### Extracted information
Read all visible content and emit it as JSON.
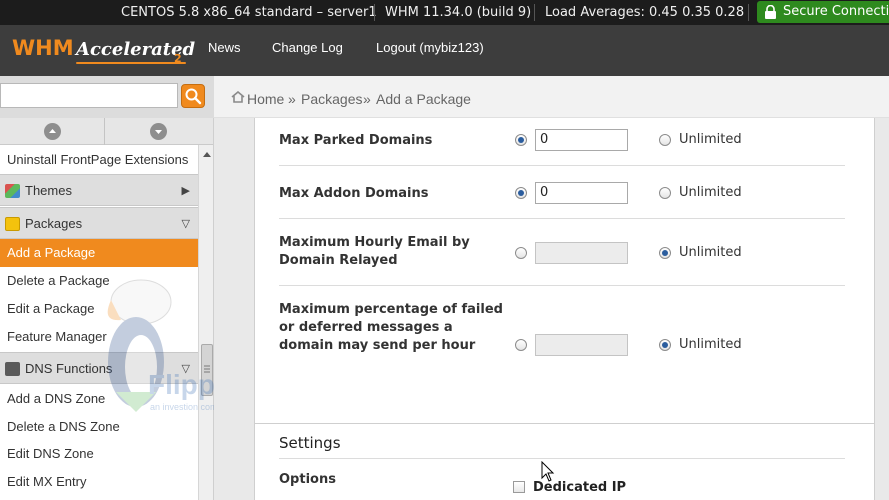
{
  "status_bar": {
    "os": "CENTOS 5.8 x86_64 standard – server1",
    "whm_version": "WHM 11.34.0 (build 9)",
    "load": "Load Averages: 0.45 0.35 0.28",
    "secure": "Secure Connection"
  },
  "header": {
    "logo_whm": "WHM",
    "logo_accelerated": "Accelerated",
    "logo_suffix": "2",
    "nav": [
      "News",
      "Change Log",
      "Logout (mybiz123)"
    ]
  },
  "search": {
    "placeholder": ""
  },
  "breadcrumb": {
    "home": "Home",
    "sep": "»",
    "packages": "Packages",
    "current": "Add a Package"
  },
  "sidebar": {
    "top_item": "Uninstall FrontPage Extensions",
    "themes": "Themes",
    "packages": "Packages",
    "package_items": [
      "Add a Package",
      "Delete a Package",
      "Edit a Package",
      "Feature Manager"
    ],
    "dns": "DNS Functions",
    "dns_items": [
      "Add a DNS Zone",
      "Delete a DNS Zone",
      "Edit DNS Zone",
      "Edit MX Entry"
    ]
  },
  "watermark": {
    "brand": "FlipperHost",
    "tagline": "an investion company"
  },
  "form": {
    "rows": [
      {
        "label": "Max Parked Domains",
        "value": "0",
        "unlimited": "Unlimited",
        "selected": "value"
      },
      {
        "label": "Max Addon Domains",
        "value": "0",
        "unlimited": "Unlimited",
        "selected": "value"
      },
      {
        "label": "Maximum Hourly Email by Domain Relayed",
        "value": "",
        "unlimited": "Unlimited",
        "selected": "unlimited"
      },
      {
        "label": "Maximum percentage of failed or deferred messages a domain may send per hour",
        "value": "",
        "unlimited": "Unlimited",
        "selected": "unlimited"
      }
    ]
  },
  "settings": {
    "title": "Settings",
    "options_label": "Options",
    "dedicated_ip": "Dedicated IP",
    "dedicated_ip_checked": false
  },
  "colors": {
    "accent": "#f08a1e",
    "header_bg": "#3d3d3d",
    "status_bg": "#1c1c1c",
    "secure_bg": "#2e8a1e"
  }
}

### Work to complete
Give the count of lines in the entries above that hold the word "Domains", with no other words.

### Result for this task
2